* _Supplied material_
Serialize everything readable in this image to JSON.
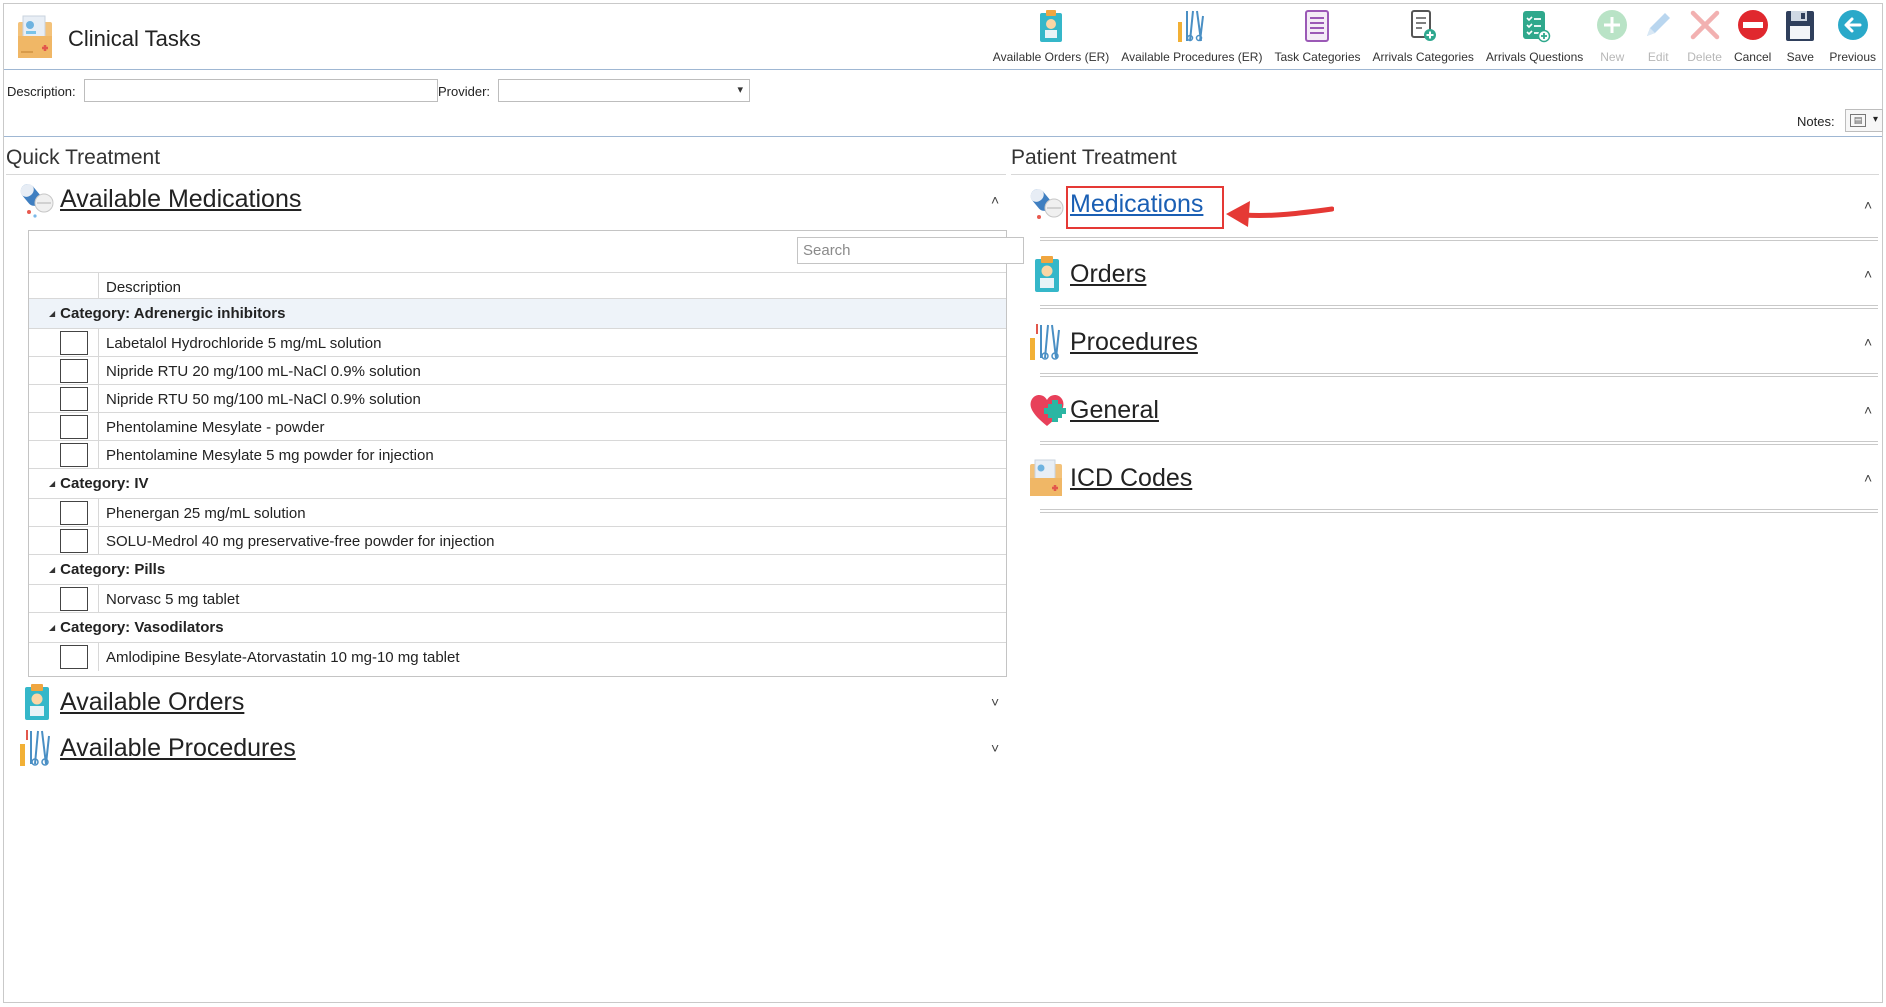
{
  "app": {
    "title": "Clinical Tasks"
  },
  "toolbar": [
    {
      "label": "Available Orders (ER)",
      "icon": "clipboard-doctor-icon",
      "enabled": true
    },
    {
      "label": "Available Procedures (ER)",
      "icon": "surgical-tools-icon",
      "enabled": true
    },
    {
      "label": "Task Categories",
      "icon": "list-document-icon",
      "enabled": true
    },
    {
      "label": "Arrivals Categories",
      "icon": "document-add-icon",
      "enabled": true
    },
    {
      "label": "Arrivals Questions",
      "icon": "checklist-add-icon",
      "enabled": true
    },
    {
      "label": "New",
      "icon": "plus-circle-icon",
      "enabled": false
    },
    {
      "label": "Edit",
      "icon": "pencil-icon",
      "enabled": false
    },
    {
      "label": "Delete",
      "icon": "x-icon",
      "enabled": false
    },
    {
      "label": "Cancel",
      "icon": "no-entry-icon",
      "enabled": true
    },
    {
      "label": "Save",
      "icon": "floppy-disk-icon",
      "enabled": true
    },
    {
      "label": "Previous",
      "icon": "back-arrow-icon",
      "enabled": true
    }
  ],
  "filters": {
    "description_label": "Description:",
    "description_value": "",
    "provider_label": "Provider:",
    "provider_value": ""
  },
  "notes": {
    "label": "Notes:"
  },
  "quick_treatment": {
    "title": "Quick Treatment",
    "medications": {
      "title": "Available Medications",
      "search_placeholder": "Search",
      "column_header": "Description",
      "categories": [
        {
          "name": "Category: Adrenergic inhibitors",
          "items": [
            "Labetalol Hydrochloride 5 mg/mL solution",
            "Nipride RTU 20 mg/100 mL-NaCl 0.9% solution",
            "Nipride RTU 50 mg/100 mL-NaCl 0.9% solution",
            "Phentolamine Mesylate - powder",
            "Phentolamine Mesylate 5 mg powder for injection"
          ]
        },
        {
          "name": "Category: IV",
          "items": [
            "Phenergan 25 mg/mL solution",
            "SOLU-Medrol 40 mg preservative-free powder for injection"
          ]
        },
        {
          "name": "Category: Pills",
          "items": [
            "Norvasc 5 mg tablet"
          ]
        },
        {
          "name": "Category: Vasodilators",
          "items": [
            "Amlodipine Besylate-Atorvastatin 10 mg-10 mg tablet"
          ]
        }
      ]
    },
    "orders": {
      "title": "Available Orders"
    },
    "procedures": {
      "title": "Available Procedures"
    }
  },
  "patient_treatment": {
    "title": "Patient Treatment",
    "sections": [
      {
        "title": "Medications",
        "icon": "pills-icon"
      },
      {
        "title": "Orders",
        "icon": "clipboard-doctor-icon"
      },
      {
        "title": "Procedures",
        "icon": "surgical-tools-icon"
      },
      {
        "title": "General",
        "icon": "heart-plus-icon"
      },
      {
        "title": "ICD Codes",
        "icon": "medical-folder-icon"
      }
    ]
  },
  "glyphs": {
    "collapse": "˄",
    "expand": "˅",
    "triangle": "◢",
    "caret": "▾"
  },
  "colors": {
    "accent_link": "#1a5fb4",
    "highlight": "#e53935",
    "divider": "#9fb7d3"
  }
}
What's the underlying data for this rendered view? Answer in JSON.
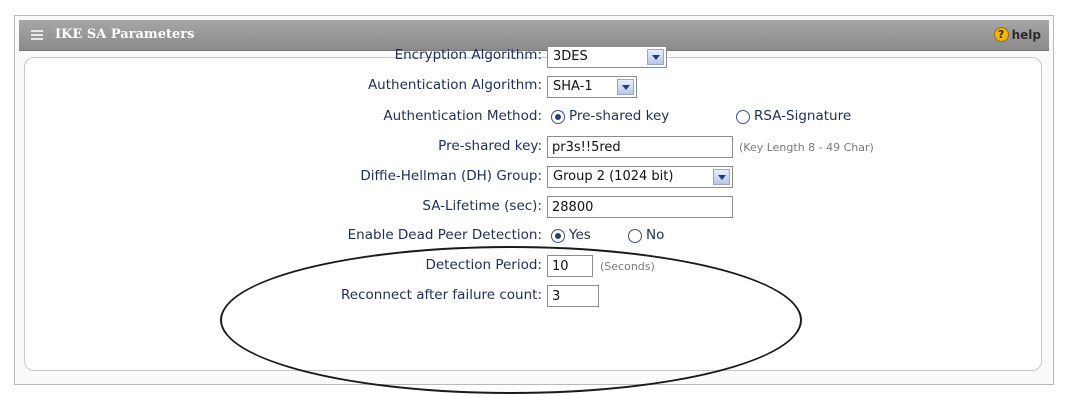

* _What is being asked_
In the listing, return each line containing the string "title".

* _Answer to this problem_
    "title": "Clinical Tasks"
    "title": "Quick Treatment",
      "title": "Available Medications",
      "title": "Available Orders"
      "title": "Available Procedures"
    "title": "Patient Treatment",
        "title": "Medications",
        "title": "Orders",
        "title": "Procedures",
        "title": "General",
        "title": "ICD Codes",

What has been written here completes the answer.